Because the truth is, we have been fucked for a while now. This isn’t anything new. Except now, large populations of U.S. citizens who are cis white women are feeling what it’s like for the government to fuck with their personal rights and their personal autonomy. It doesn’t feel good, does it? (This coming from a U.S. citizen who is a cis white woman, just stating the reality of it.) I am simply saying that there is a system here that’s been working against us for quite a while and a lot of us had the privilege of going this long without feeling its direct effects until now.
And yet, these issues are intersectional: if we pull the abortion string, we ring many more problem bells. At some point, we have to stop looking at everything as isolated issues and realize that we cannot talk about abortion without talking about health care accessibility, human/sex trafficking, trans rights, immigration rights, education, socioeconomic inequality, racism, the prison industrial complex… the list goes on and on. Frankly, I don’t think it stops. I’ll repeat: we are fucked, and this isn’t anything new.
Underneath abortion is the issue of voter suppression. This is to the non-voters: there are many reasons why people don’t vote, and I am one of those people with one of those reasons. Trust me, it doesn’t feel good to tell a felon or someone who was unable to vote that I chose to not participate in voting due to my political beliefs. It’s really fucking hard to articulate that without immediately being disregarded as not caring or ignorant. How do I feel about it now? Fucking awful.
Because if my nihilistic tendencies override my post-leftist political stance, I could play the game for a second and vote if I wanted to. Because it doesn’t matter to me anyway.
Georgia’s abortion ban passed within the first couple months of my sobriety. I woke up one morning and found myself at a mental dead-end on what to do. As someone who works from a baseline of depression, I strive for rare inklings of joy that I usually find in other people. Now, more than ever, we need to plug in and figure out how to create spaces that not only educate and bring awareness to issues concerning our bodies and our very precious rights to them, but also bring us joy in all of its fleetingness.

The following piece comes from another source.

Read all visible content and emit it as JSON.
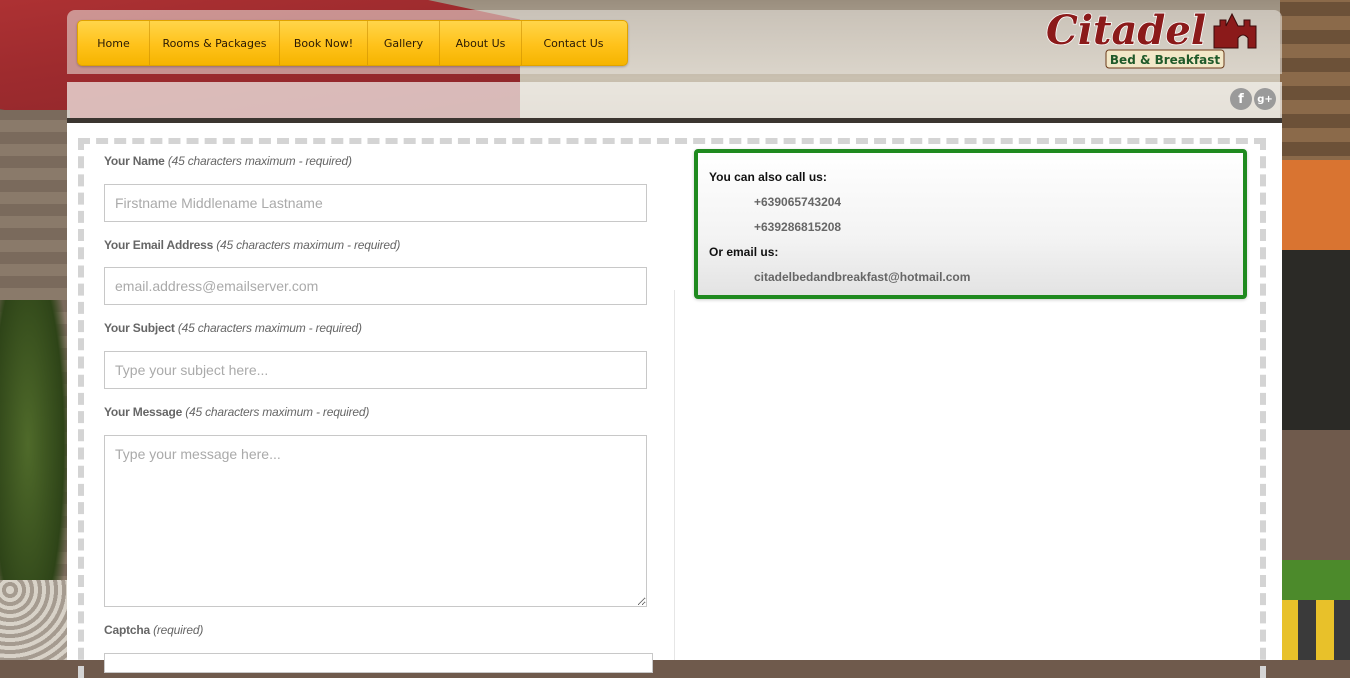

What is my place in all of this? To start, I have no fucking idea. I’ll work off a system of negation: I know what I’m not, and that helps me shape what I am. I am not weak. I will not forfeit or concede. I will not negotiate with monsters. And what does that look like, pragmatically? I’ll help organize a fundraiser for Planned Parenthood at a local bar. It’s funny how grandiose and radical beliefs manifest as something so liberal and friendly.
Call me radical, but there is a time in all histories when people realize ordinary modes of protest are no longer effective. So I’m not going to recommend calling or writing our senators and politicians. As I said, I don’t negotiate with monsters. I don’t want reform systems and institutions that are fundamentally broken, flawed, fucked.
Instead, what I’m suggesting is pretty unforeseen: I suggest we tap back into ourselves and find out what drives us to literally get out of bed each morning (I used to not have a reason; now I have too many to sleep). Put that on the line. Realize this is what we have to lose. I’m asking that, in the wake of trauma, stay unstill. Destroy what destroys us.
It’s time to fight back.